Hardly surprisingly, the tweet went viral.

The Bolton News, under a headline reading ‘hospital food goes from bad to worse with ‘Patient Sandwiches’ now being served’, said the notice announcing the new food offering “suggests that patients should have major concerns about what is in hospital food. After all, hospital grub already had a bad reputation before the tweet revealed that ‘Patient Sandwiches’ are now being served.”

The tongue in cheek tweet, written by a patient at a Wrightington, Wigan and Leigh NHS Foundation Trust hospital has had around 800 likes and been retweeted more than 380 times.

All else aside, this incident stresses the fact that what one says may, at times, be only somewhat as important as how they say it.

I’m reminded of the old advertising exec’s advice to the man opening a retail fish store. He’d prepared a sign saying “Fresh Fish Today.” The ad exec said it was too wordy. “Does anyone,” he asked, “want to buy fish that aren’t fresh? Eliminate that word. And,” the exec added, “isn’t it fair to say that a potential customer walking into your shop has every reason to expect the fish you are selling today are fresh? Eliminate the word ‘today’.” In the end, the sign read simply “Fish.”

Similarly, the hospital’s announcement of an addition to its menu for patients – not a new addition, as there’s no such thing as an ‘old’ addition – kind of overshot its mark when it said ‘patient sandwiches,’ as patients were, in fact, clearly the intended beneficiaries of this menu adjustment.
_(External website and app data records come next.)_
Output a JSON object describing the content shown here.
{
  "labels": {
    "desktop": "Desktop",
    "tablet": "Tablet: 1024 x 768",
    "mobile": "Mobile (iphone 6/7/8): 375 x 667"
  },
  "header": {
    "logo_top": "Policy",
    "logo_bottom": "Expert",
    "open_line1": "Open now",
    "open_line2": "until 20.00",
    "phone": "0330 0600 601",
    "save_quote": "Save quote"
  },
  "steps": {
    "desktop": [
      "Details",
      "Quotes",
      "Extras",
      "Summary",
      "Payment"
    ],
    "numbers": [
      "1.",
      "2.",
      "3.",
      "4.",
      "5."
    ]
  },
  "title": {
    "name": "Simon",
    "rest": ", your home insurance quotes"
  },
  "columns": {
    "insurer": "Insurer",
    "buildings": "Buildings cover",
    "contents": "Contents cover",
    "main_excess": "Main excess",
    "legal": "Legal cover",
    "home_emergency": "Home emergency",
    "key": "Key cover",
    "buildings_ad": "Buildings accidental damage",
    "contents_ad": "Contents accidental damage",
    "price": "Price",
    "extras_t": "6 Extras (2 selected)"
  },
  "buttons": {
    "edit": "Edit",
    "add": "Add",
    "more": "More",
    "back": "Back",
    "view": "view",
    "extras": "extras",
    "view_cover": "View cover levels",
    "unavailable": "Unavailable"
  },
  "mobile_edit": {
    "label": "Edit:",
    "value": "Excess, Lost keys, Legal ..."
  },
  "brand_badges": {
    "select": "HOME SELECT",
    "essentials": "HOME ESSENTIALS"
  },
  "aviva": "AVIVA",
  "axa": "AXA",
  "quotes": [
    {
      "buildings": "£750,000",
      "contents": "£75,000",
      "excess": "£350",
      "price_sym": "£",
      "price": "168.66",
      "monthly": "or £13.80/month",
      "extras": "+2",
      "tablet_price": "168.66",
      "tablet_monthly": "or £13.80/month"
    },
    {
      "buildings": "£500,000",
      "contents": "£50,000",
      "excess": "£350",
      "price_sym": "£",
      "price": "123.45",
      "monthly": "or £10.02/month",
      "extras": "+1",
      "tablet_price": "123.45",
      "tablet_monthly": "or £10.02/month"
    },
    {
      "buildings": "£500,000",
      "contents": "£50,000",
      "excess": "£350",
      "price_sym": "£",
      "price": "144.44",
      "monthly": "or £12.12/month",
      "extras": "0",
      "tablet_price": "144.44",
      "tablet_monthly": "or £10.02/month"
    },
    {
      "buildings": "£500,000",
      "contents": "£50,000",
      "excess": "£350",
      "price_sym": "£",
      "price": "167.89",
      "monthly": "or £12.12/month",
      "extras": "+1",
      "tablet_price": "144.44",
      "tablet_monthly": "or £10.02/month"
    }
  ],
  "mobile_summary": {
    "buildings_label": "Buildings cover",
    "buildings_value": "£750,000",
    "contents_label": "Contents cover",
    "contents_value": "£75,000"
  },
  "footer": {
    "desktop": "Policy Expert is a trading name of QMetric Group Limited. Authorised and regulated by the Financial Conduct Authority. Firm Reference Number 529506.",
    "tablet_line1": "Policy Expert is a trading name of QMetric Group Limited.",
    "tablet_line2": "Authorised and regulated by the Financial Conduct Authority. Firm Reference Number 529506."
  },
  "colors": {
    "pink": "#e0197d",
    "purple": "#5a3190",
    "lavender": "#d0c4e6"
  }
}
Would it not, therefore, been enough to note that ‘sandwiches’ had been added to the menu? (Not the menu choices, as a menu is, by definition, a list of things one can choose amongst or between – depending whether its an English menu or an American one!)